Looking ahead to 2020, chemicals production and consumption are increasing around the world. The relative shift of production from highly industrialized to developing countries, the rapid expansion of chemicals production and use in developing countries, and the economic implications of this increase under unsound chemicals management are global realities.

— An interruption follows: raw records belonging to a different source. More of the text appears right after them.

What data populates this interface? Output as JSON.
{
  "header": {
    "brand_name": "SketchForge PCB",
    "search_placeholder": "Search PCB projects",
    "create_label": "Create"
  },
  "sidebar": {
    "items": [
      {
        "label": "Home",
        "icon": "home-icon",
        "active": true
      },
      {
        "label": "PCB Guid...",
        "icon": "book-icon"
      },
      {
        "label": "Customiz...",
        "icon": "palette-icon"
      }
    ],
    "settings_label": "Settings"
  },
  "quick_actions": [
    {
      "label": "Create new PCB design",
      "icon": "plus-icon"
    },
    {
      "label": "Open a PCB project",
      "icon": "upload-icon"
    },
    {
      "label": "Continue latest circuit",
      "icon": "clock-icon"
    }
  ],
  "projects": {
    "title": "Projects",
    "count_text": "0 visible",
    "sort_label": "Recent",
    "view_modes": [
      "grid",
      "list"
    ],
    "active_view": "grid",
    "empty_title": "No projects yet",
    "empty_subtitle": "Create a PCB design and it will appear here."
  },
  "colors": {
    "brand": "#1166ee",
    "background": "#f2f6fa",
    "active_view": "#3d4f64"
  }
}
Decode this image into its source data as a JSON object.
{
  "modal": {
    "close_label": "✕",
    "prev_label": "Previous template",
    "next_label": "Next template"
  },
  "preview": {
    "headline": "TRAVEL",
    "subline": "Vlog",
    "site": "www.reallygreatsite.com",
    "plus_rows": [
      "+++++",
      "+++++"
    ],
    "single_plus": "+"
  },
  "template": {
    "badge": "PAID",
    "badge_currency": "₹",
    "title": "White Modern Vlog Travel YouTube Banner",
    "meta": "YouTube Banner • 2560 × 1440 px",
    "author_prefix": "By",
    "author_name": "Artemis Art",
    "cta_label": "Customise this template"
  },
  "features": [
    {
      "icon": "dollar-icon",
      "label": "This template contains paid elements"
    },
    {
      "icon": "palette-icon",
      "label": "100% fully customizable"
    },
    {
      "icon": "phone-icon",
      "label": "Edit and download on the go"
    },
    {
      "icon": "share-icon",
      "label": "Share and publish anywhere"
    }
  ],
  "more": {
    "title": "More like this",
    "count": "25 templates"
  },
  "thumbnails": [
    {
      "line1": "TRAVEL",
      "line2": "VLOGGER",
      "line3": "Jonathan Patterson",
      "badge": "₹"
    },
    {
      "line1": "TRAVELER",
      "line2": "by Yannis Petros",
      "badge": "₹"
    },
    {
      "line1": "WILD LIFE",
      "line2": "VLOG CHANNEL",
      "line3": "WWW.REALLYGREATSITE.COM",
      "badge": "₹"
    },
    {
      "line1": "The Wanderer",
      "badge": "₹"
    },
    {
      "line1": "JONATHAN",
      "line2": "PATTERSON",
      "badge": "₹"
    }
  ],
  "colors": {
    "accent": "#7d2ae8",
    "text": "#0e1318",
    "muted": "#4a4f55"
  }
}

The UN's post-2015 agenda will be critical to ensuring technical and financial resources are directed towards addressing the most basic chemical challenges that stakeholders currently face and to taking strategic action on these challenges. With only seven years remaining to reach the Strategic Approach 2020 goal of sound chemicals management, it is all the more imperative for concrete collaborative actions to turn aspirations into practical implementation and delivery on the ground. The fourth session of the International Conference on Chemicals Management, scheduled to convene in 2015, will take important decisions defining the chemicals and waste agenda for the five year period in the lead up to 2020, in particular through the ‘Overall Orientation and Guidance towards the SAICM 2020 Goal'[4]. These decisions could jump-start the implementation process on global goals for sound chemical management for the post-2015 period.

[1] Global Chemicals Outlook, United Nations Environment Programme, 2012

[2] Ibid, p.xv

[3] Available at: http://www.unep.org/transport/PCFV/PDF/Hatfield_Global_Benefits_Unleaded.pdf

[4] ICCM3 requested the SAICM secretariat to develop ‘Overall Orientation and Guidance towards the SAICM 2020 Goal' under the guidance of the ICCM4 Bureau. The ‘Overall Orientation and Guidance' will be action-oriented and focused on achievements to date, gaps and priority actions.  Currently, a draft Consultation Framework Document is available for input from the SAICM regional meetings, other relevant meetings, an on-line consultation process and other informal discussions with stakeholders.  The document is available at: http://www.saicm.org/index.php?option=com_content&view=article&id=461&Itemid=693